“As technology changes over time and new developments emerge, it is natural to experience disruptions that challenge the prevailing regulatory framework.”

This is how ASIC’s commissioner John Price framed the challenge and opportunity facing regulators in a digital world. He was speaking at the Monash Centre For Commercial Law and Regulatory Studies Symposium in Melbourne as he outlined the approach Australia’s financial regulator is taking towards the rise of digital technology.

In particular, he was there to promote the work of ASIC’s Innovations Hub which exists to foster innovation which can help Australia’s fintech start-up community navigate the complex world of financial regulation.

Australia is proud of its booming fintech sector. It now represents 16% of start-ups in Australia and accounts for more than $700 million of venture capital. Australia is now the second biggest alternative finance market in the Asia Pacific region, behind only China. The Government has been active in fostering the market and has supported the sector with funding and a range of accelerator programs.

ASIC, like many other global regulators, sees its role as being one to support innovation, while also maintaining protections for consumers. It is a fine balancing act and the Innovation Hub is key to helping it to do so.

To do this, the hub is broken down into five components:

  • Engagement with fintech and regtech entities
  • Informal help through the website including tailored guidance for innovative businesses to access information and services through the website.
  • A senior internal committee to analyse new business models.
  • A digital finance advisory panel which provides ASIC with advice in this area.
  • The regulator is drawing on experience from around the fintech community, academia and consumer advocates as well as financial regulators.

In addition, he pointed to their sandbox regime which:

“includes a world first fintech licensing exemption that eligible fintechs can make use of as they prepare to go to market.”

Fostering regtech

A key part of his speech focused on one part of the sector which is obviously fairly close to our hearts at Enforcd, regtech. This sector has grown massively in the past few years and, as he acknowledges, offers a number of opportunities.

“Although it is not something that we at ASIC regulate directly,” he said, “regtech is something we are keenly interested in, both as a consumer of products and a facilitator of engagement more generally to ensure innovation in this area is utilised.”

He sees it as playing a role both as a facilitator for companies in building a ‘culture of compliance’ by saving time, streamlining operations, increasing education and identify learning opportunities.

From the regulator’s perspective, they are also acting as customers of the regtech space.

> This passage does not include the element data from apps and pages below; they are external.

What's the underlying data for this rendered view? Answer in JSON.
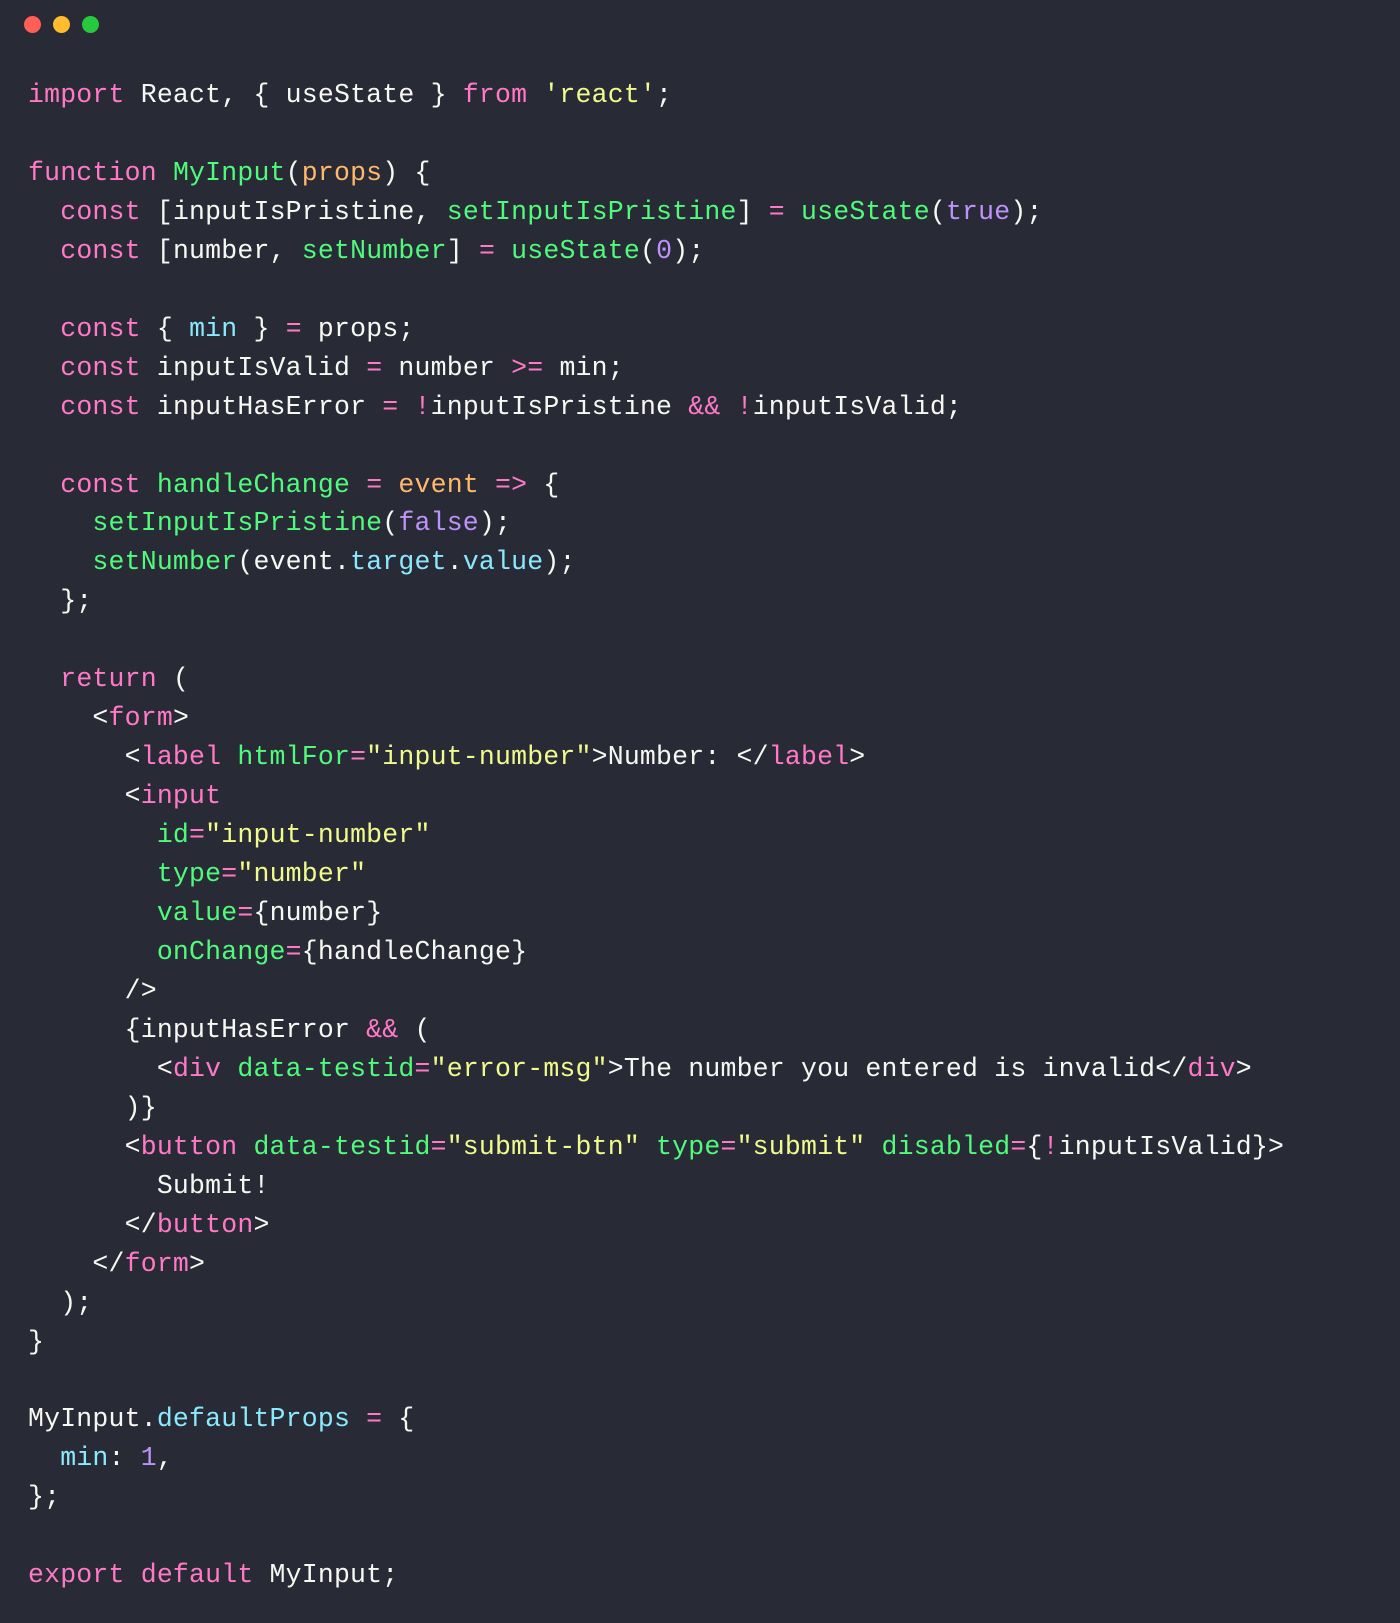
{
  "titlebar": {
    "buttons": [
      "close",
      "minimize",
      "zoom"
    ]
  },
  "code": {
    "lines": [
      [
        {
          "t": "import ",
          "c": "c-kw"
        },
        {
          "t": "React",
          "c": "c-var"
        },
        {
          "t": ", { ",
          "c": "c-pun"
        },
        {
          "t": "useState",
          "c": "c-var"
        },
        {
          "t": " } ",
          "c": "c-pun"
        },
        {
          "t": "from ",
          "c": "c-kw"
        },
        {
          "t": "'react'",
          "c": "c-str"
        },
        {
          "t": ";",
          "c": "c-pun"
        }
      ],
      [],
      [
        {
          "t": "function ",
          "c": "c-kw"
        },
        {
          "t": "MyInput",
          "c": "c-fn"
        },
        {
          "t": "(",
          "c": "c-pun"
        },
        {
          "t": "props",
          "c": "c-prm"
        },
        {
          "t": ") {",
          "c": "c-pun"
        }
      ],
      [
        {
          "t": "  ",
          "c": "c-pun"
        },
        {
          "t": "const ",
          "c": "c-kw"
        },
        {
          "t": "[",
          "c": "c-pun"
        },
        {
          "t": "inputIsPristine",
          "c": "c-var"
        },
        {
          "t": ", ",
          "c": "c-pun"
        },
        {
          "t": "setInputIsPristine",
          "c": "c-fn"
        },
        {
          "t": "] ",
          "c": "c-pun"
        },
        {
          "t": "= ",
          "c": "c-op"
        },
        {
          "t": "useState",
          "c": "c-fn"
        },
        {
          "t": "(",
          "c": "c-pun"
        },
        {
          "t": "true",
          "c": "c-num"
        },
        {
          "t": ");",
          "c": "c-pun"
        }
      ],
      [
        {
          "t": "  ",
          "c": "c-pun"
        },
        {
          "t": "const ",
          "c": "c-kw"
        },
        {
          "t": "[",
          "c": "c-pun"
        },
        {
          "t": "number",
          "c": "c-var"
        },
        {
          "t": ", ",
          "c": "c-pun"
        },
        {
          "t": "setNumber",
          "c": "c-fn"
        },
        {
          "t": "] ",
          "c": "c-pun"
        },
        {
          "t": "= ",
          "c": "c-op"
        },
        {
          "t": "useState",
          "c": "c-fn"
        },
        {
          "t": "(",
          "c": "c-pun"
        },
        {
          "t": "0",
          "c": "c-num"
        },
        {
          "t": ");",
          "c": "c-pun"
        }
      ],
      [],
      [
        {
          "t": "  ",
          "c": "c-pun"
        },
        {
          "t": "const ",
          "c": "c-kw"
        },
        {
          "t": "{ ",
          "c": "c-pun"
        },
        {
          "t": "min",
          "c": "c-prop"
        },
        {
          "t": " } ",
          "c": "c-pun"
        },
        {
          "t": "= ",
          "c": "c-op"
        },
        {
          "t": "props;",
          "c": "c-var"
        }
      ],
      [
        {
          "t": "  ",
          "c": "c-pun"
        },
        {
          "t": "const ",
          "c": "c-kw"
        },
        {
          "t": "inputIsValid ",
          "c": "c-var"
        },
        {
          "t": "= ",
          "c": "c-op"
        },
        {
          "t": "number ",
          "c": "c-var"
        },
        {
          "t": ">= ",
          "c": "c-op"
        },
        {
          "t": "min;",
          "c": "c-var"
        }
      ],
      [
        {
          "t": "  ",
          "c": "c-pun"
        },
        {
          "t": "const ",
          "c": "c-kw"
        },
        {
          "t": "inputHasError ",
          "c": "c-var"
        },
        {
          "t": "= ",
          "c": "c-op"
        },
        {
          "t": "!",
          "c": "c-op"
        },
        {
          "t": "inputIsPristine ",
          "c": "c-var"
        },
        {
          "t": "&& ",
          "c": "c-op"
        },
        {
          "t": "!",
          "c": "c-op"
        },
        {
          "t": "inputIsValid;",
          "c": "c-var"
        }
      ],
      [],
      [
        {
          "t": "  ",
          "c": "c-pun"
        },
        {
          "t": "const ",
          "c": "c-kw"
        },
        {
          "t": "handleChange",
          "c": "c-fn"
        },
        {
          "t": " ",
          "c": "c-pun"
        },
        {
          "t": "= ",
          "c": "c-op"
        },
        {
          "t": "event",
          "c": "c-prm"
        },
        {
          "t": " ",
          "c": "c-pun"
        },
        {
          "t": "=> ",
          "c": "c-op"
        },
        {
          "t": "{",
          "c": "c-pun"
        }
      ],
      [
        {
          "t": "    ",
          "c": "c-pun"
        },
        {
          "t": "setInputIsPristine",
          "c": "c-fn"
        },
        {
          "t": "(",
          "c": "c-pun"
        },
        {
          "t": "false",
          "c": "c-num"
        },
        {
          "t": ");",
          "c": "c-pun"
        }
      ],
      [
        {
          "t": "    ",
          "c": "c-pun"
        },
        {
          "t": "setNumber",
          "c": "c-fn"
        },
        {
          "t": "(",
          "c": "c-pun"
        },
        {
          "t": "event",
          "c": "c-var"
        },
        {
          "t": ".",
          "c": "c-pun"
        },
        {
          "t": "target",
          "c": "c-prop"
        },
        {
          "t": ".",
          "c": "c-pun"
        },
        {
          "t": "value",
          "c": "c-prop"
        },
        {
          "t": ");",
          "c": "c-pun"
        }
      ],
      [
        {
          "t": "  };",
          "c": "c-pun"
        }
      ],
      [],
      [
        {
          "t": "  ",
          "c": "c-pun"
        },
        {
          "t": "return ",
          "c": "c-kw"
        },
        {
          "t": "(",
          "c": "c-pun"
        }
      ],
      [
        {
          "t": "    <",
          "c": "c-pun"
        },
        {
          "t": "form",
          "c": "c-tag"
        },
        {
          "t": ">",
          "c": "c-pun"
        }
      ],
      [
        {
          "t": "      <",
          "c": "c-pun"
        },
        {
          "t": "label",
          "c": "c-tag"
        },
        {
          "t": " ",
          "c": "c-pun"
        },
        {
          "t": "htmlFor",
          "c": "c-attr"
        },
        {
          "t": "=",
          "c": "c-op"
        },
        {
          "t": "\"input-number\"",
          "c": "c-str"
        },
        {
          "t": ">",
          "c": "c-pun"
        },
        {
          "t": "Number: ",
          "c": "c-var"
        },
        {
          "t": "</",
          "c": "c-pun"
        },
        {
          "t": "label",
          "c": "c-tag"
        },
        {
          "t": ">",
          "c": "c-pun"
        }
      ],
      [
        {
          "t": "      <",
          "c": "c-pun"
        },
        {
          "t": "input",
          "c": "c-tag"
        }
      ],
      [
        {
          "t": "        ",
          "c": "c-pun"
        },
        {
          "t": "id",
          "c": "c-attr"
        },
        {
          "t": "=",
          "c": "c-op"
        },
        {
          "t": "\"input-number\"",
          "c": "c-str"
        }
      ],
      [
        {
          "t": "        ",
          "c": "c-pun"
        },
        {
          "t": "type",
          "c": "c-attr"
        },
        {
          "t": "=",
          "c": "c-op"
        },
        {
          "t": "\"number\"",
          "c": "c-str"
        }
      ],
      [
        {
          "t": "        ",
          "c": "c-pun"
        },
        {
          "t": "value",
          "c": "c-attr"
        },
        {
          "t": "=",
          "c": "c-op"
        },
        {
          "t": "{",
          "c": "c-pun"
        },
        {
          "t": "number",
          "c": "c-var"
        },
        {
          "t": "}",
          "c": "c-pun"
        }
      ],
      [
        {
          "t": "        ",
          "c": "c-pun"
        },
        {
          "t": "onChange",
          "c": "c-attr"
        },
        {
          "t": "=",
          "c": "c-op"
        },
        {
          "t": "{",
          "c": "c-pun"
        },
        {
          "t": "handleChange",
          "c": "c-var"
        },
        {
          "t": "}",
          "c": "c-pun"
        }
      ],
      [
        {
          "t": "      />",
          "c": "c-pun"
        }
      ],
      [
        {
          "t": "      {",
          "c": "c-pun"
        },
        {
          "t": "inputHasError",
          "c": "c-var"
        },
        {
          "t": " ",
          "c": "c-pun"
        },
        {
          "t": "&&",
          "c": "c-op"
        },
        {
          "t": " (",
          "c": "c-pun"
        }
      ],
      [
        {
          "t": "        <",
          "c": "c-pun"
        },
        {
          "t": "div",
          "c": "c-tag"
        },
        {
          "t": " ",
          "c": "c-pun"
        },
        {
          "t": "data-testid",
          "c": "c-attr"
        },
        {
          "t": "=",
          "c": "c-op"
        },
        {
          "t": "\"error-msg\"",
          "c": "c-str"
        },
        {
          "t": ">",
          "c": "c-pun"
        },
        {
          "t": "The number you entered is invalid",
          "c": "c-var"
        },
        {
          "t": "</",
          "c": "c-pun"
        },
        {
          "t": "div",
          "c": "c-tag"
        },
        {
          "t": ">",
          "c": "c-pun"
        }
      ],
      [
        {
          "t": "      )}",
          "c": "c-pun"
        }
      ],
      [
        {
          "t": "      <",
          "c": "c-pun"
        },
        {
          "t": "button",
          "c": "c-tag"
        },
        {
          "t": " ",
          "c": "c-pun"
        },
        {
          "t": "data-testid",
          "c": "c-attr"
        },
        {
          "t": "=",
          "c": "c-op"
        },
        {
          "t": "\"submit-btn\"",
          "c": "c-str"
        },
        {
          "t": " ",
          "c": "c-pun"
        },
        {
          "t": "type",
          "c": "c-attr"
        },
        {
          "t": "=",
          "c": "c-op"
        },
        {
          "t": "\"submit\"",
          "c": "c-str"
        },
        {
          "t": " ",
          "c": "c-pun"
        },
        {
          "t": "disabled",
          "c": "c-attr"
        },
        {
          "t": "=",
          "c": "c-op"
        },
        {
          "t": "{",
          "c": "c-pun"
        },
        {
          "t": "!",
          "c": "c-op"
        },
        {
          "t": "inputIsValid",
          "c": "c-var"
        },
        {
          "t": "}>",
          "c": "c-pun"
        }
      ],
      [
        {
          "t": "        Submit!",
          "c": "c-var"
        }
      ],
      [
        {
          "t": "      </",
          "c": "c-pun"
        },
        {
          "t": "button",
          "c": "c-tag"
        },
        {
          "t": ">",
          "c": "c-pun"
        }
      ],
      [
        {
          "t": "    </",
          "c": "c-pun"
        },
        {
          "t": "form",
          "c": "c-tag"
        },
        {
          "t": ">",
          "c": "c-pun"
        }
      ],
      [
        {
          "t": "  );",
          "c": "c-pun"
        }
      ],
      [
        {
          "t": "}",
          "c": "c-pun"
        }
      ],
      [],
      [
        {
          "t": "MyInput",
          "c": "c-var"
        },
        {
          "t": ".",
          "c": "c-pun"
        },
        {
          "t": "defaultProps",
          "c": "c-prop"
        },
        {
          "t": " ",
          "c": "c-pun"
        },
        {
          "t": "= ",
          "c": "c-op"
        },
        {
          "t": "{",
          "c": "c-pun"
        }
      ],
      [
        {
          "t": "  ",
          "c": "c-pun"
        },
        {
          "t": "min",
          "c": "c-prop"
        },
        {
          "t": ": ",
          "c": "c-pun"
        },
        {
          "t": "1",
          "c": "c-num"
        },
        {
          "t": ",",
          "c": "c-pun"
        }
      ],
      [
        {
          "t": "};",
          "c": "c-pun"
        }
      ],
      [],
      [
        {
          "t": "export ",
          "c": "c-kw"
        },
        {
          "t": "default ",
          "c": "c-kw"
        },
        {
          "t": "MyInput;",
          "c": "c-var"
        }
      ]
    ]
  }
}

This technology has a number of applications which can help the regulator perform its role more effectively.

There are some complex questions, both about regtech and the wider fintech sector, so they will balance their approach to the space both as regulator and a user of technology. For all these questions, though, he believes the potential is enormous as long as regulators can adopt the right attitude.